(Provided data Opens)
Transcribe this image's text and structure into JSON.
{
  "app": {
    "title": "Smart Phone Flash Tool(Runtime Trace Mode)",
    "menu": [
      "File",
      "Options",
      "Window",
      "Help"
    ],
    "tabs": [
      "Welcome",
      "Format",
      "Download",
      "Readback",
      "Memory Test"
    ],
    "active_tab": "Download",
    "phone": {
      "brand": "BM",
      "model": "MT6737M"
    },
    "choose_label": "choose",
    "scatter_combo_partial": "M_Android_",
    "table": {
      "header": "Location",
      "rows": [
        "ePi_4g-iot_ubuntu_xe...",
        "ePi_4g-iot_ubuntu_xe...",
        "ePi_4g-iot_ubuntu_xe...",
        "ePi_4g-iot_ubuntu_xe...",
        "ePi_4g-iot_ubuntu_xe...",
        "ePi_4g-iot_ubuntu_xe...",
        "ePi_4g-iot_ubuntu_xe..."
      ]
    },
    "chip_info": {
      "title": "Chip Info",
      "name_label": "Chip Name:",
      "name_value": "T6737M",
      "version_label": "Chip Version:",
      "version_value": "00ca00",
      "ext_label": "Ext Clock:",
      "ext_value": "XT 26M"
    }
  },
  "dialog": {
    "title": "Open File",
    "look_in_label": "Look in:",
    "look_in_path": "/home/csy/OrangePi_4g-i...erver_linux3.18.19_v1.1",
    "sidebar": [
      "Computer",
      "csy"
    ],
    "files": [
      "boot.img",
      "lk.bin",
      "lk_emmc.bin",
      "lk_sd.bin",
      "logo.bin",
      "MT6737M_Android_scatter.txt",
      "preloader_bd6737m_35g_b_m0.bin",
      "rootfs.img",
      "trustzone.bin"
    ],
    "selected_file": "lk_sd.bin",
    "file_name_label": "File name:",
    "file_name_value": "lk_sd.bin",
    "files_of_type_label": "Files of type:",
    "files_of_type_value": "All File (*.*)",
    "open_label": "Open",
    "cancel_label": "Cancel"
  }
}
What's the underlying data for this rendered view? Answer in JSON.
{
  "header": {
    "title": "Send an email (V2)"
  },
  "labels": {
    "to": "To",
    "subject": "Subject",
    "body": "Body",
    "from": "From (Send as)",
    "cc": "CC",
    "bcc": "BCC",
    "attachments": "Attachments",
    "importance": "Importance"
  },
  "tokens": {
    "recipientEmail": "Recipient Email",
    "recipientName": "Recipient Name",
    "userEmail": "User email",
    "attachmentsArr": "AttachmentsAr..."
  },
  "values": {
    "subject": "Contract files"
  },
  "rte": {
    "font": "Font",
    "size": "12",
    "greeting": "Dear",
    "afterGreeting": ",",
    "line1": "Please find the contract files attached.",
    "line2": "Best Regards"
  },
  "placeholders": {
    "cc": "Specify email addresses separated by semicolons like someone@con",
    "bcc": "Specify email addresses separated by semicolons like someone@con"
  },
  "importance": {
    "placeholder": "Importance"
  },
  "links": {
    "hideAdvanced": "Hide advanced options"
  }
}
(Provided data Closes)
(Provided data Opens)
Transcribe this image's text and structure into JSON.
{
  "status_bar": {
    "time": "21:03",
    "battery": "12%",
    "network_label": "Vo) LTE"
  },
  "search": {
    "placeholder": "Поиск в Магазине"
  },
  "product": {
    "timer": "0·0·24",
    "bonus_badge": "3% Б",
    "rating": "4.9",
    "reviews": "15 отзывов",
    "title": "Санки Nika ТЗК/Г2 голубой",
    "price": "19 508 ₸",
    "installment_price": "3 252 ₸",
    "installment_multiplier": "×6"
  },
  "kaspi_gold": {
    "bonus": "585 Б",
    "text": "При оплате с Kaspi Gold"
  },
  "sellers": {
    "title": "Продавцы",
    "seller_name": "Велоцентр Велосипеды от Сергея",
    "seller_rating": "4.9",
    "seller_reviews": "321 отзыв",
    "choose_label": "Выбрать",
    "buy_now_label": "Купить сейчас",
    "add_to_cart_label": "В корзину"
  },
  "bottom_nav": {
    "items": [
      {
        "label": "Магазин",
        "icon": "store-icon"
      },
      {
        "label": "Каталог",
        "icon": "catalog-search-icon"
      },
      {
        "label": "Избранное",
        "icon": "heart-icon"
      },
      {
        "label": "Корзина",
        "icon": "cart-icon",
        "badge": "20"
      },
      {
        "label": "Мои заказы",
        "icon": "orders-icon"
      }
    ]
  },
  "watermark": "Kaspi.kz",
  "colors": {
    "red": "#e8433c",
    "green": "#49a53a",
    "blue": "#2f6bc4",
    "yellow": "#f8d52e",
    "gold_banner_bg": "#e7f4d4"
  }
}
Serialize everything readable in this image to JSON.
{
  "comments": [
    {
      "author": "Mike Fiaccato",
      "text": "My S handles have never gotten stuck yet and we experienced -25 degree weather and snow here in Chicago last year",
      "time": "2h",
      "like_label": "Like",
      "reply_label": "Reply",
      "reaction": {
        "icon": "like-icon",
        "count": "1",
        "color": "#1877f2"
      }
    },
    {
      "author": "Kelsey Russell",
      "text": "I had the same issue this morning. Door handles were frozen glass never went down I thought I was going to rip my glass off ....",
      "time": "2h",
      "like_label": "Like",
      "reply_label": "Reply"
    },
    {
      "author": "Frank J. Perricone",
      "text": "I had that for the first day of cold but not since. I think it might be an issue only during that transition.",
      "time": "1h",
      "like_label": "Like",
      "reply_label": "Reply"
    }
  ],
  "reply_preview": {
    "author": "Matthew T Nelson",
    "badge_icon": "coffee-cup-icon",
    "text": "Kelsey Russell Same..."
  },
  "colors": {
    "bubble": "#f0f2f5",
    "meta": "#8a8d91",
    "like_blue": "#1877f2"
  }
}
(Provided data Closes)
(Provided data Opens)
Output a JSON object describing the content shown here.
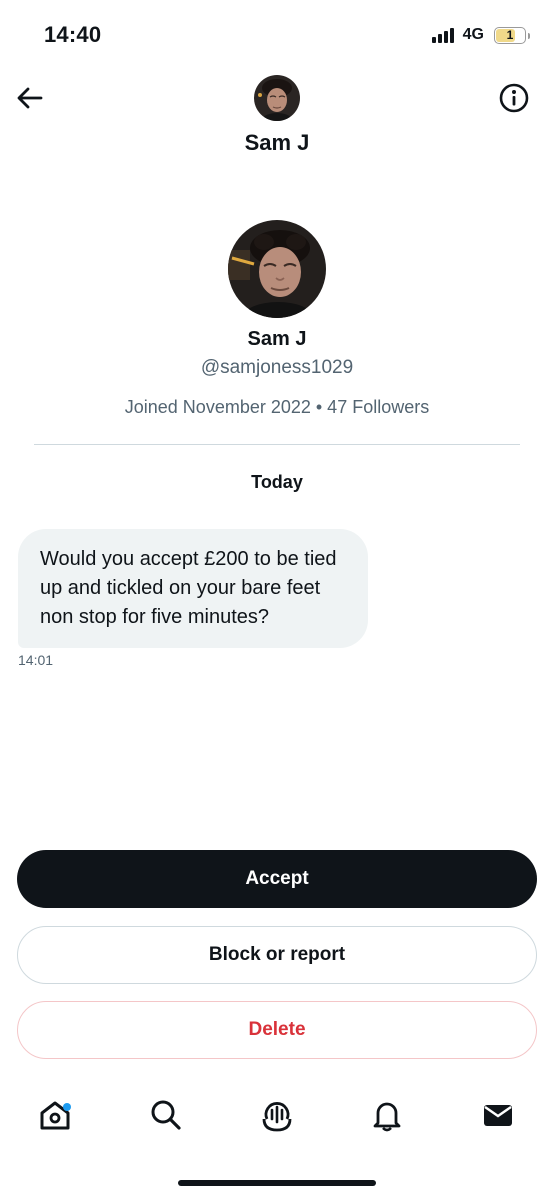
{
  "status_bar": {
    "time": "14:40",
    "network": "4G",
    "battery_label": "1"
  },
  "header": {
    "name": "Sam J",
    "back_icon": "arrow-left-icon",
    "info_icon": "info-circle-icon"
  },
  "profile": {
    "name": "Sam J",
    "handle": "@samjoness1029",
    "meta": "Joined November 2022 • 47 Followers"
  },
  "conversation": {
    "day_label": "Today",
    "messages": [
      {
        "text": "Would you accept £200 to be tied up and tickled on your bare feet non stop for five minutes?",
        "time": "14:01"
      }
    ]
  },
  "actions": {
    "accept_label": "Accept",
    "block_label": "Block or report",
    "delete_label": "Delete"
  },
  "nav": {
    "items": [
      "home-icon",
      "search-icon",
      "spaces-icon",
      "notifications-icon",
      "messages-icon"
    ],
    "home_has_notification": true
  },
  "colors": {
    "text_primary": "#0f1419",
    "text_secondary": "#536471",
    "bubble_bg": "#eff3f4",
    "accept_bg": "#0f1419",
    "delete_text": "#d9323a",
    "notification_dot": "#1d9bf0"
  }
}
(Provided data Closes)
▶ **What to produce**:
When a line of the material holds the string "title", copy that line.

▶ **Reply to the exercise**:
    "title": "Smart Phone Flash Tool(Runtime Trace Mode)",
      "title": "Chip Info",
    "title": "Open File",
    "title": "Send an email (V2)"
    "title": "Санки Nika ТЗК/Г2 голубой",
    "title": "Продавцы",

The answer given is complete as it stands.